[Data about app and page elements]
________________________________________
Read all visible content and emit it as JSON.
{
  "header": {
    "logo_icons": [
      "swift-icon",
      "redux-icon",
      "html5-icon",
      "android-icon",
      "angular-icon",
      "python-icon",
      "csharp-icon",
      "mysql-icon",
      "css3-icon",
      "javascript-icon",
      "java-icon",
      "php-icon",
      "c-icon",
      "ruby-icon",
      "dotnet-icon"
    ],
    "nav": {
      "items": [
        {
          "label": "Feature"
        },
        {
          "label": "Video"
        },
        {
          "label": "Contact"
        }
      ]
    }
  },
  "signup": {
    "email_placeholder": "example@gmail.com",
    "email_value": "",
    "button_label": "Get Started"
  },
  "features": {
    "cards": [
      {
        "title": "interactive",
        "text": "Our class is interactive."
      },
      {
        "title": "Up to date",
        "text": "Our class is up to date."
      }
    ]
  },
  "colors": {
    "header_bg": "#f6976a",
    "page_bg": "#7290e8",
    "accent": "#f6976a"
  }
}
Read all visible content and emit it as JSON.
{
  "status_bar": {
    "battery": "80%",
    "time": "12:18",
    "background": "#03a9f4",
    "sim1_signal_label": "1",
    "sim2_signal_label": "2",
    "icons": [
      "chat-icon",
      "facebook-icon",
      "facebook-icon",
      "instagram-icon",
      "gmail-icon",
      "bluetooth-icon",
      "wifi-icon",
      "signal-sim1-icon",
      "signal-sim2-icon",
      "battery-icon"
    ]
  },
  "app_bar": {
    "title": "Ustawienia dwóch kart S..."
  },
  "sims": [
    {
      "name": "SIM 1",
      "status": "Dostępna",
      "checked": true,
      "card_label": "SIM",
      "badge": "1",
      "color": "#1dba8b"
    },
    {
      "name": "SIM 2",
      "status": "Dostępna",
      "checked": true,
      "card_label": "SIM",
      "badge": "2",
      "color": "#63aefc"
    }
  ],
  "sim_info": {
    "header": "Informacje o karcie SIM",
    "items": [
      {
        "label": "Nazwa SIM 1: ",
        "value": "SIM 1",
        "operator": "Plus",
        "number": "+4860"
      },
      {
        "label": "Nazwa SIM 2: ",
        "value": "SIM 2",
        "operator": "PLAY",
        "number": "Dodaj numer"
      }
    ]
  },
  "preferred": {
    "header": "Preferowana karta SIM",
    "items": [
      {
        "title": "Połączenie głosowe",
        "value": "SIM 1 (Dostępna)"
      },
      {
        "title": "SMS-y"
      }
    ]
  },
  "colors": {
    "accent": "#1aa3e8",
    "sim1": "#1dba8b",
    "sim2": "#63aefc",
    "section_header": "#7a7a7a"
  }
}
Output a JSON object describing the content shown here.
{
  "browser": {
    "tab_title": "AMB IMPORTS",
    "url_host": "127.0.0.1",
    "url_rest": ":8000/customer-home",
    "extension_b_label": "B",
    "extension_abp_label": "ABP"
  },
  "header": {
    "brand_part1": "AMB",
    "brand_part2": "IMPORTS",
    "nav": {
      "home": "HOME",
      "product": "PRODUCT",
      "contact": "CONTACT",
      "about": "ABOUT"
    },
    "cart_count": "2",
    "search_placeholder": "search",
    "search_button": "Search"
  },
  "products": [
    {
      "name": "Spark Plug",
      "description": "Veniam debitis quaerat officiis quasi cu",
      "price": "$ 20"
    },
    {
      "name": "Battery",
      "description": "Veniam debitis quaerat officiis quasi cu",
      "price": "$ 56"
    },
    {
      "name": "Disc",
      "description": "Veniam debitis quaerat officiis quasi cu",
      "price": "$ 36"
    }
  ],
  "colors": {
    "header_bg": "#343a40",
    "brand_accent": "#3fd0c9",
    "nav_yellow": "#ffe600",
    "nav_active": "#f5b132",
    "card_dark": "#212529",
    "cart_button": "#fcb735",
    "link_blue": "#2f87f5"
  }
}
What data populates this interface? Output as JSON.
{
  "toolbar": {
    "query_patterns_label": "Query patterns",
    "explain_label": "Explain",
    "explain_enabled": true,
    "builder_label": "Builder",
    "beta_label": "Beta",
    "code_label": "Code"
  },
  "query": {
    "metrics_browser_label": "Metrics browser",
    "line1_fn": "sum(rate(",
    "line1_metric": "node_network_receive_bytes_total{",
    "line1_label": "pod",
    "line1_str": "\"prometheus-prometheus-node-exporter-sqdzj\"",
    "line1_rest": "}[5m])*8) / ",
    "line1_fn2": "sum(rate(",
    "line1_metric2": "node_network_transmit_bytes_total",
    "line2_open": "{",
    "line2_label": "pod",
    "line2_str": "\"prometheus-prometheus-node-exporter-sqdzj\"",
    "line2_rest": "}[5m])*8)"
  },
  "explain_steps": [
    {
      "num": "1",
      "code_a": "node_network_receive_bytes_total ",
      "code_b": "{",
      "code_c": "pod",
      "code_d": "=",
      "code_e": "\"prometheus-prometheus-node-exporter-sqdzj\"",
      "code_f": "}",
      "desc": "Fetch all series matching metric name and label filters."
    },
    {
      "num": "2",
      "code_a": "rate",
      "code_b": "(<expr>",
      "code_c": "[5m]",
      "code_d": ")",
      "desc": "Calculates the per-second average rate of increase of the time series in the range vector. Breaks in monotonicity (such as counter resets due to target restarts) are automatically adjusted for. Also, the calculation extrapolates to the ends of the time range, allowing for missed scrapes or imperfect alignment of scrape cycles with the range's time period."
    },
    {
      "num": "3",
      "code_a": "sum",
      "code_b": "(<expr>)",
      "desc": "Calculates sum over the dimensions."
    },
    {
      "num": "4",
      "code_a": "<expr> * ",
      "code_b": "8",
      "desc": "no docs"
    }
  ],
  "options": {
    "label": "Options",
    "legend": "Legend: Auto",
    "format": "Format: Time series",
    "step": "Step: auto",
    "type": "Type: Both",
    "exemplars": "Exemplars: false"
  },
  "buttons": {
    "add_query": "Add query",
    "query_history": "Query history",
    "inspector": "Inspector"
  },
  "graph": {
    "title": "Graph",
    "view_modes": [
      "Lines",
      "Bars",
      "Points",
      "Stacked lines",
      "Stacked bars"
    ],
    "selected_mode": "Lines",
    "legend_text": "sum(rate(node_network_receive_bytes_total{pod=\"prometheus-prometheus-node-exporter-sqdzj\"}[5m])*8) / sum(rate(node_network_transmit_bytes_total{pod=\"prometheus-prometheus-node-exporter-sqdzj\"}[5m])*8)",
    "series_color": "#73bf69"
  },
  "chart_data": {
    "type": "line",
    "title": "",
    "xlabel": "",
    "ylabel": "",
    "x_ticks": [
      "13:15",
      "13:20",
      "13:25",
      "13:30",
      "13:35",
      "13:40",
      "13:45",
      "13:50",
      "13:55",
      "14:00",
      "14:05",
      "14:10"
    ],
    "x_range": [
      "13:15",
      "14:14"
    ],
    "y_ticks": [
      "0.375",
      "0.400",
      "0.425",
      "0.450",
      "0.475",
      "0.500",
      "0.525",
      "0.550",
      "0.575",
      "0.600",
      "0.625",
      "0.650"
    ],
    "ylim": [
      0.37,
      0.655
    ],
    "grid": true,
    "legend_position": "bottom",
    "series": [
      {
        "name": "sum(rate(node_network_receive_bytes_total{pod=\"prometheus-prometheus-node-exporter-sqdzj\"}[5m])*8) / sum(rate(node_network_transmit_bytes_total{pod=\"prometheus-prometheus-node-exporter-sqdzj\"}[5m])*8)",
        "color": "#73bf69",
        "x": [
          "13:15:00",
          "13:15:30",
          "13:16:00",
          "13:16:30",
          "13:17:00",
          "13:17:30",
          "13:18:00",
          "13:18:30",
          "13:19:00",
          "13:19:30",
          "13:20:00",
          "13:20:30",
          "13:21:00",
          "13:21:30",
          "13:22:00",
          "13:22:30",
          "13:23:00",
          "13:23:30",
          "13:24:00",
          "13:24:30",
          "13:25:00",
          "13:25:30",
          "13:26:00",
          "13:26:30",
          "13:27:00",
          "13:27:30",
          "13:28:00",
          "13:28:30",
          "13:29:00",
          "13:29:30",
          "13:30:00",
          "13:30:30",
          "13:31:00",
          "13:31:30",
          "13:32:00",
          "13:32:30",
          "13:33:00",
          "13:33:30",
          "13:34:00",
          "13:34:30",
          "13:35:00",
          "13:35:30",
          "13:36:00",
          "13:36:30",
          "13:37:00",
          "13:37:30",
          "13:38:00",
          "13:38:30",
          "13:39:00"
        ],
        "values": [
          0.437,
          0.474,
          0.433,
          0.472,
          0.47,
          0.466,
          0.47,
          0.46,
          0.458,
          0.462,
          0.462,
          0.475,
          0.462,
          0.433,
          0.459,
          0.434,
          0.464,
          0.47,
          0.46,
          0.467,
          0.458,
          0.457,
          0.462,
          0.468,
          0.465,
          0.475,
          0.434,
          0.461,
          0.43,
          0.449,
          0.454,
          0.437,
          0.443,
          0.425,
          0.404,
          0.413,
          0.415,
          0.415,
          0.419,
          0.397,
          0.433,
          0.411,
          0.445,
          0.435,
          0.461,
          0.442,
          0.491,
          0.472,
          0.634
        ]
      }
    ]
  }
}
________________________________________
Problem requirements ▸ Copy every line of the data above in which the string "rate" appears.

Answer to the problem ▸
    "line1_fn": "sum(rate(",
    "line1_fn2": "sum(rate(",
      "code_a": "rate",
      "desc": "Calculates the per-second average rate of increase of the time series in the range vector. Breaks in monotonicity (such as counter resets due to target restarts) are automatically adjusted for. Also, the calculation extrapolates to the ends of the time range, allowing for missed scrapes or imperfect alignment of scrape cycles with the range's time period."
    "legend_text": "sum(rate(node_network_receive_bytes_total{pod=\"prometheus-prometheus-node-exporter-sqdzj\"}[5m])*8) / sum(rate(node_network_transmit_bytes_total{pod=\"prometheus-prometheus-node-exporter-sqdzj\"}[5m])*8)",
        "name": "sum(rate(node_network_receive_bytes_total{pod=\"prometheus-prometheus-node-exporter-sqdzj\"}[5m])*8) / sum(rate(node_network_transmit_bytes_total{pod=\"prometheus-prometheus-node-exporter-sqdzj\"}[5m])*8)",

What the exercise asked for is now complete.